Inguinal hernias are particularly prevalent, especially in men. They often present as a bulge or swelling in the groin area, which may become more noticeable when standing, coughing, or lifting heavy objects. Umbilical hernias manifest as a bulge or protrusion near the navel and are more common in infants, though they can also occur in adults. Hiatal hernias involve the upper stomach pushing through the diaphragm into the chest cavity, potentially causing symptoms like heartburn, chest pain, and difficulty swallowing.
The symptoms of a hernia can vary depending on its location and severity. Some hernias cause no discomfort and may only be detected during a routine physical exam, while others can cause pain, discomfort, or complications such as obstruction or strangulation, which require immediate medical attention.
Treatment options for hernias typically include surgical repair, especially if the hernia is causing symptoms or complications. During hernia surgery, the protruding tissue is pushed back into place, and the weakened muscle or tissue wall is reinforced to prevent recurrence. Inguinal hernia repair is one of the most commonly performed surgeries worldwide and can often be done using minimally invasive techniques such as laparoscopy, which involve smaller incisions and faster recovery times compared to traditional open surgery.

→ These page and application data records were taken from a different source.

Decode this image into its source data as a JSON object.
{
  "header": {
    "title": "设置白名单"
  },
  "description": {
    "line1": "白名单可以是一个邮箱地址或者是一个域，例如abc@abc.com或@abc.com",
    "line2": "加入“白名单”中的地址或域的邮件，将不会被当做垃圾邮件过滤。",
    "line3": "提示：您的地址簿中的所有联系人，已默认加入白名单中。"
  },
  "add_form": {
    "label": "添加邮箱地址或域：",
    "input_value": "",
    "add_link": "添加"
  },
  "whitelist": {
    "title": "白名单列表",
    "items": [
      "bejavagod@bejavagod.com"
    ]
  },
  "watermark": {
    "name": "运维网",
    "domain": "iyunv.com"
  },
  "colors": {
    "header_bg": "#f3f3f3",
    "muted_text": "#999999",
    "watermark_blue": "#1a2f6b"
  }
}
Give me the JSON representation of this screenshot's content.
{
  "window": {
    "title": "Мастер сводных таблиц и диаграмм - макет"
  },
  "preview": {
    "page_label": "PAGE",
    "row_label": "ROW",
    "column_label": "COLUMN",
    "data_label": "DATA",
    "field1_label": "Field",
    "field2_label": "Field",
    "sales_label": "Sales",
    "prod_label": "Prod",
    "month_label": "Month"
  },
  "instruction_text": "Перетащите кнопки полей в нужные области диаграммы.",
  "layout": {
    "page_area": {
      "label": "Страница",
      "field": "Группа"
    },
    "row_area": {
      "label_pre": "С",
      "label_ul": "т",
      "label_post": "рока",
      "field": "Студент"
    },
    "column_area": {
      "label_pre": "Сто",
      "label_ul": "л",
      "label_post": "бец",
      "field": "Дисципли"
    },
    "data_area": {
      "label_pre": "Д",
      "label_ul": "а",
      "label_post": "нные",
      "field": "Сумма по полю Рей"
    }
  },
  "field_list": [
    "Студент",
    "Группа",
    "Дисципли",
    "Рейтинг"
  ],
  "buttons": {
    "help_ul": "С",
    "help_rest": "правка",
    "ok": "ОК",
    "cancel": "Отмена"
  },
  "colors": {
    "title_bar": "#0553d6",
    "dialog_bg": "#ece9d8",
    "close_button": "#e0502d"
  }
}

While hernias are not always preventable, certain lifestyle choices such as maintaining a healthy weight, avoiding heavy lifting, and practicing good posture can help reduce the risk of developing a hernia. Additionally, prompt treatment of conditions that increase abdominal pressure, such as chronic coughing or constipation, can also lower the likelihood of hernia formation.